# To do
Provide the number of lines below that include "System", without any other words.

******************************

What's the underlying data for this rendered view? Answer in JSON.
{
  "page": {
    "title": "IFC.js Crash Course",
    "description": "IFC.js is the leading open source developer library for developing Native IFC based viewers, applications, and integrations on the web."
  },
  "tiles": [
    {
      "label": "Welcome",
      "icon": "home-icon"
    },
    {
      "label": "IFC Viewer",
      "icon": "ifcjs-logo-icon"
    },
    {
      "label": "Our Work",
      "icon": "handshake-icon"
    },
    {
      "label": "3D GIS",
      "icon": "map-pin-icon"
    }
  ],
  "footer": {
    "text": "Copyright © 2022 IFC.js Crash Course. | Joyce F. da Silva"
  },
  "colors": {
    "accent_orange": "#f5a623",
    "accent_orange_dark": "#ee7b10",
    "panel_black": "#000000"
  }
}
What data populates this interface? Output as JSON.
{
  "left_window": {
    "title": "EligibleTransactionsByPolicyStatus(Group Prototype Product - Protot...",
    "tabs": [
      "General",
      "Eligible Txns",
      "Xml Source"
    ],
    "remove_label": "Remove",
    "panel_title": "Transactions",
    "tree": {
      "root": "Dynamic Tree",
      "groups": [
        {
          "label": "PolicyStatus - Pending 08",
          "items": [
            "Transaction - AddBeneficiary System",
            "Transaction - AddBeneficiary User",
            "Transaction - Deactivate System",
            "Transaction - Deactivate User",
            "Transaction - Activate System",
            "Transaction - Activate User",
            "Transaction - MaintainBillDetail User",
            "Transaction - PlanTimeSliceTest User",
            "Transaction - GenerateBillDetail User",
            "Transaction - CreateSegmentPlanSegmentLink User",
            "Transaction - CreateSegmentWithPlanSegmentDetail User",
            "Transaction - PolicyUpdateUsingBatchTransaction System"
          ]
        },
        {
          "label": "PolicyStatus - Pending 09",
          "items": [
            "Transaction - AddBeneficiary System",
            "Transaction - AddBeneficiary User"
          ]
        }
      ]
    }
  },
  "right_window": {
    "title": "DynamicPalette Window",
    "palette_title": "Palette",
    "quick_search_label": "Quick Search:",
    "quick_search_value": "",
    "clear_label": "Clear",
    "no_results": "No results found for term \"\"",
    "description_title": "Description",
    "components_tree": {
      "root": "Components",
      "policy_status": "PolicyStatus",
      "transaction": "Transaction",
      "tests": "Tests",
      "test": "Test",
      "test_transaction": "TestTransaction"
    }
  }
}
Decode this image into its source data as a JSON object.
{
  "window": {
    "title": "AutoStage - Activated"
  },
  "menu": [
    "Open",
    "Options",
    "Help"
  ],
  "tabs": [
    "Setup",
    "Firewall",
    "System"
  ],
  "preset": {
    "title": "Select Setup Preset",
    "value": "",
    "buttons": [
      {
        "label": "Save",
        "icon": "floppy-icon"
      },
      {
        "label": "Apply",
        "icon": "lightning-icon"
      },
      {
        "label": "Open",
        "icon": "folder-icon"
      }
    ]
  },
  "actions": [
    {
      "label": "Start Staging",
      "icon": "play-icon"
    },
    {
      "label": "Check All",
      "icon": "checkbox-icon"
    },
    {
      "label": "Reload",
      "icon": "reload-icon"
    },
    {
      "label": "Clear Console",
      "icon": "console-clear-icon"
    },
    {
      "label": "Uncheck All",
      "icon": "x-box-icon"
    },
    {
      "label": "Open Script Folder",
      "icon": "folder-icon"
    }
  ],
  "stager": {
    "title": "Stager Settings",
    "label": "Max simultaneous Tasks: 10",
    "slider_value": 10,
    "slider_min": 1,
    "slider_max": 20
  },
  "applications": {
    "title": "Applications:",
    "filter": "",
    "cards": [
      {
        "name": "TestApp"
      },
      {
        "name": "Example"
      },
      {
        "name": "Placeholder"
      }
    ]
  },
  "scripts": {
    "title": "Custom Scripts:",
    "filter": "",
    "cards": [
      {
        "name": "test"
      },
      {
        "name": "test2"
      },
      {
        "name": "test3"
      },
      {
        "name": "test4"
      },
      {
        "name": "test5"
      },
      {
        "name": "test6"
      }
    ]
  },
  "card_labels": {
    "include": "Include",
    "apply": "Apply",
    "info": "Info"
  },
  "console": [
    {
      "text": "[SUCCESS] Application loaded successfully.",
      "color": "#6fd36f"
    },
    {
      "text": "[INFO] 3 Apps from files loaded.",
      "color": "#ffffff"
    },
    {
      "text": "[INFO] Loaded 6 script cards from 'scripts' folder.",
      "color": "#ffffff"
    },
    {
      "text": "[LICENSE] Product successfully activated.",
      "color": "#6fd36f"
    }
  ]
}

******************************

# Answer area
6